Task prompt - Which lines of the data hold the word "document"? Copy all of them.

START Given data

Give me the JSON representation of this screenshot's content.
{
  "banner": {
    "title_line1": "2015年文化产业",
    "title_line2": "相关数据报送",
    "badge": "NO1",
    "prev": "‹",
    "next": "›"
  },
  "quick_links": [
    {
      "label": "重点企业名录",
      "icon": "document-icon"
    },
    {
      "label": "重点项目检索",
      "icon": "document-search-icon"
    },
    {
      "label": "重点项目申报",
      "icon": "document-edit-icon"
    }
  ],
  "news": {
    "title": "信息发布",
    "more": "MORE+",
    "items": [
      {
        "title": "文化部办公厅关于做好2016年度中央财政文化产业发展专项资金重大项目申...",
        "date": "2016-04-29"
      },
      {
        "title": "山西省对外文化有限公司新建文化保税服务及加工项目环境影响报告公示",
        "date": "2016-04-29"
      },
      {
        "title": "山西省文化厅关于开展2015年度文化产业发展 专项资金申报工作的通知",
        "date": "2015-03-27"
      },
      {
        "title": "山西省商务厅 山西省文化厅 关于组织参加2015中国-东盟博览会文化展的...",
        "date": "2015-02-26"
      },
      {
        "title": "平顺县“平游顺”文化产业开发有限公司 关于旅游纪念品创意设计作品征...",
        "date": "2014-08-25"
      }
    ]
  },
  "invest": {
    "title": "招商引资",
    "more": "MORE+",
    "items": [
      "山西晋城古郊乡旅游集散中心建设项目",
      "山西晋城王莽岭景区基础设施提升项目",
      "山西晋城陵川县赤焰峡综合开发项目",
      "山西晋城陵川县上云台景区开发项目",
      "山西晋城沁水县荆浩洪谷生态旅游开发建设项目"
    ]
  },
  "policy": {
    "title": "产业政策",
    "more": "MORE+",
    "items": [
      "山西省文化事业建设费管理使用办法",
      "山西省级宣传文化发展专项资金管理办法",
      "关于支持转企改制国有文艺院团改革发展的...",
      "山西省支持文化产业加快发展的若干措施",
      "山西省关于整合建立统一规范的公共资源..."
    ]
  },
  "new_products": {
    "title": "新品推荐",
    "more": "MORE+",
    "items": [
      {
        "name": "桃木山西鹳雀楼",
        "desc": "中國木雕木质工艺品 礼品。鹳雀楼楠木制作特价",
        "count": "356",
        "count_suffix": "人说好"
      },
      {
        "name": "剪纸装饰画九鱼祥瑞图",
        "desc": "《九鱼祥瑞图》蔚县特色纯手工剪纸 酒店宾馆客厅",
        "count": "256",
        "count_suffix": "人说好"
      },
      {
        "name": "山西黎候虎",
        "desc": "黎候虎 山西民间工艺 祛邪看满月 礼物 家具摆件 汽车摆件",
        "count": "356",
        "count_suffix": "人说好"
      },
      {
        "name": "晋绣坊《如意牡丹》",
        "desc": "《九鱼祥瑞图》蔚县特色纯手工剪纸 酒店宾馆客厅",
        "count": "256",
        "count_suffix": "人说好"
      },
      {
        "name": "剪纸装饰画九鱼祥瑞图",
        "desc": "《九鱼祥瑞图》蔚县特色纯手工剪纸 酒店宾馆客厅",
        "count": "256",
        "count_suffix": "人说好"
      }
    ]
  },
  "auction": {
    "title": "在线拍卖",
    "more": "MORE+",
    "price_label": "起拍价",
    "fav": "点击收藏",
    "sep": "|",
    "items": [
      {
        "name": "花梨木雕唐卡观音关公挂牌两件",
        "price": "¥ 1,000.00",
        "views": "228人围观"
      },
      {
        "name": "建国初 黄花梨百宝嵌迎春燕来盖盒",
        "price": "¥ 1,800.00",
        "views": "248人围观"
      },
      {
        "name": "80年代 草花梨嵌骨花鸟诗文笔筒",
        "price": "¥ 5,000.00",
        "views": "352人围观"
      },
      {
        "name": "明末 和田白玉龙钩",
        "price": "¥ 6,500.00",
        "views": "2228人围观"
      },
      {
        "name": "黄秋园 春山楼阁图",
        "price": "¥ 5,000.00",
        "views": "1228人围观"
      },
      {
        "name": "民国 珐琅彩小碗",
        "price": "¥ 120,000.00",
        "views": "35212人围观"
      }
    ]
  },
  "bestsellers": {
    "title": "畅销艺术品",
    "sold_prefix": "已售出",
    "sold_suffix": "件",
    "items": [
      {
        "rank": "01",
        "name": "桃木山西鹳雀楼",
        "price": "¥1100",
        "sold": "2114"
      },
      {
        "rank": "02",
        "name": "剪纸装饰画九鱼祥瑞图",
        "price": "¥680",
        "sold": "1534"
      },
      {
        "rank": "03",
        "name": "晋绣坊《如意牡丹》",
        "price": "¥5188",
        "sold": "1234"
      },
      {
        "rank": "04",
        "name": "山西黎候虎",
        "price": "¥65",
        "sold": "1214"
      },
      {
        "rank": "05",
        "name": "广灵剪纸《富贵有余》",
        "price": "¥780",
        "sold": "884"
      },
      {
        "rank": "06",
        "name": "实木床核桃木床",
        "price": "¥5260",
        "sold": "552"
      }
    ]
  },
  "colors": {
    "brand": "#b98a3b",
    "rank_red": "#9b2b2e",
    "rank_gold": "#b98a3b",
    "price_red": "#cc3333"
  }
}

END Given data

Exercise response -
      "icon": "document-icon"
      "icon": "document-search-icon"
      "icon": "document-edit-icon"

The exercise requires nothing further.